In August, BlackBerry created a special committee to study a possible sale of the company, and on Monday, the company announced that Fairfax Financial Holdings of Toronto has offered to buy Waterloo, Ontario-based BlackBerry for $4.7 billion and take the company private. The deal is expected to close by Nov. 4.
Fairfax already owns 10% of BlackBerry shares. Its CEO, Prem Watsa, resigned from BlackBerry's board when the formal search for buyers kicked off in August.
In a statement released Monday, Watsa said that Fairfax would execute a long-term strategy at a privately-held BlackBerry "with a focus on delivering superior and secure enterprise solutions to BlackBerry customers around the world."
BlackBerry had said last Friday that it planned to focus its smartphone business on enterprise and "prosumer"-centric devices, and that its product portfolio would be cut from six to four devices.
The Z10, which first shipped in the U.S. in March, is a full-screen touchscreen phone marketed as a consumer-centric product. BlackBerry's move into the consumer market represented a clear departure from the company's long-held reputation as a provider of smartphones to business users, especially those seeking a physical qwerty keyboard.
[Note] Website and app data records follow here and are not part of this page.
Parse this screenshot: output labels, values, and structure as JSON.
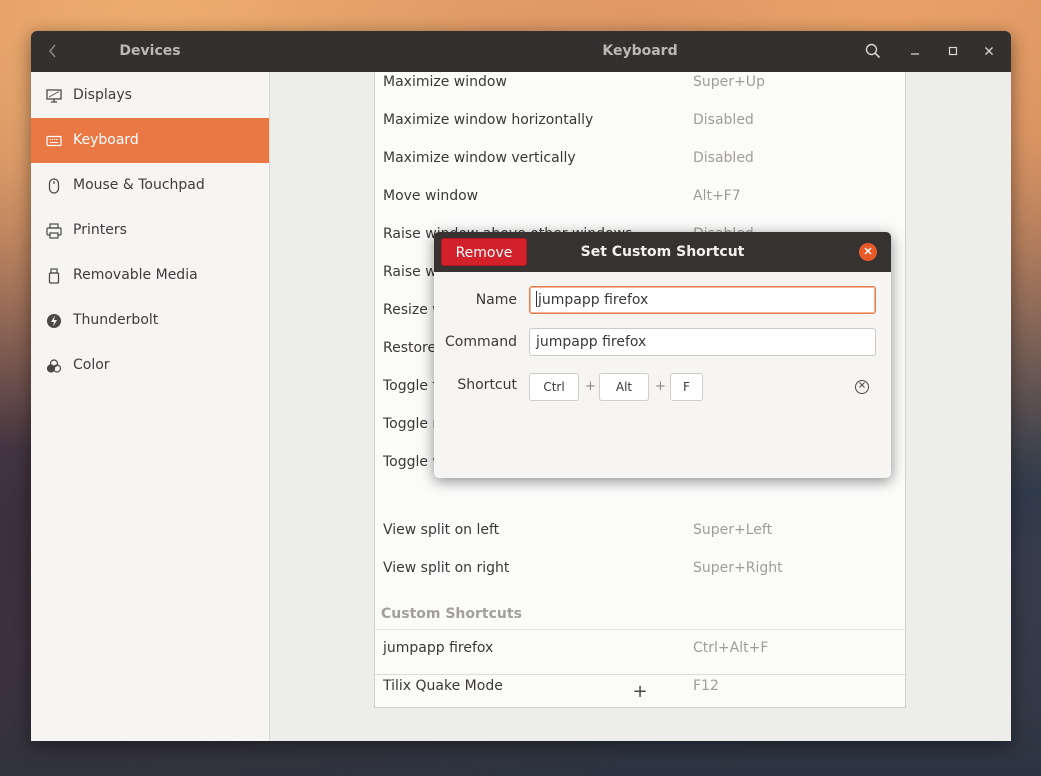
{
  "titlebar": {
    "left_title": "Devices",
    "main_title": "Keyboard"
  },
  "sidebar": {
    "items": [
      {
        "label": "Displays",
        "icon": "display-icon"
      },
      {
        "label": "Keyboard",
        "icon": "keyboard-icon",
        "active": true
      },
      {
        "label": "Mouse & Touchpad",
        "icon": "mouse-icon"
      },
      {
        "label": "Printers",
        "icon": "printer-icon"
      },
      {
        "label": "Removable Media",
        "icon": "removable-media-icon"
      },
      {
        "label": "Thunderbolt",
        "icon": "thunderbolt-icon"
      },
      {
        "label": "Color",
        "icon": "color-icon"
      }
    ]
  },
  "shortcuts": {
    "rows": [
      {
        "name": "Maximize window",
        "accel": "Super+Up"
      },
      {
        "name": "Maximize window horizontally",
        "accel": "Disabled"
      },
      {
        "name": "Maximize window vertically",
        "accel": "Disabled"
      },
      {
        "name": "Move window",
        "accel": "Alt+F7"
      },
      {
        "name": "Raise window above other windows",
        "accel": "Disabled"
      },
      {
        "name": "Raise w",
        "accel": ""
      },
      {
        "name": "Resize w",
        "accel": ""
      },
      {
        "name": "Restore",
        "accel": ""
      },
      {
        "name": "Toggle f",
        "accel": ""
      },
      {
        "name": "Toggle m",
        "accel": ""
      },
      {
        "name": "Toggle w",
        "accel": ""
      },
      {
        "name": "View split on left",
        "accel": "Super+Left"
      },
      {
        "name": "View split on right",
        "accel": "Super+Right"
      }
    ],
    "custom_header": "Custom Shortcuts",
    "custom_rows": [
      {
        "name": "jumpapp firefox",
        "accel": "Ctrl+Alt+F"
      },
      {
        "name": "Tilix Quake Mode",
        "accel": "F12"
      }
    ],
    "add_label": "+"
  },
  "dialog": {
    "remove_label": "Remove",
    "title": "Set Custom Shortcut",
    "name_label": "Name",
    "name_value": "jumpapp firefox",
    "command_label": "Command",
    "command_value": "jumpapp firefox",
    "shortcut_label": "Shortcut",
    "keys": [
      "Ctrl",
      "Alt",
      "F"
    ],
    "plus": "+"
  },
  "colors": {
    "accent": "#ea7845",
    "remove_red": "#d3212b",
    "titlebar": "#333130"
  }
}
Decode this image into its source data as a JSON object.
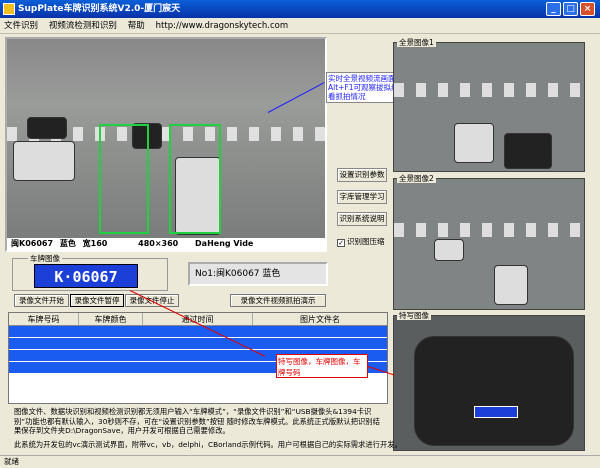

BlackBerry attributed slow sales of devices like the Z10 to the high level of competition in the smartphone market, where BlackBerry products are pitted against many popular Android phones, such as the new Galaxy S4, and Apple's iPhone, including the brand-new 5S and 5C models.
Roger Entner, an analyst at Recon Analytics, said BlackBerry is "going through massive losses and it is unclear how long [Fairfax] can keep the company afloat with no sales and a new product [the Z10] that flopped."
Matt Hamblen covers mobile and wireless, smartphones and other handhelds, and wireless networking for Computerworld. Follow Matt on Twitter at @matthamblen, or subscribe to Matt's RSS feed . His email address is firstname.lastname@example.org.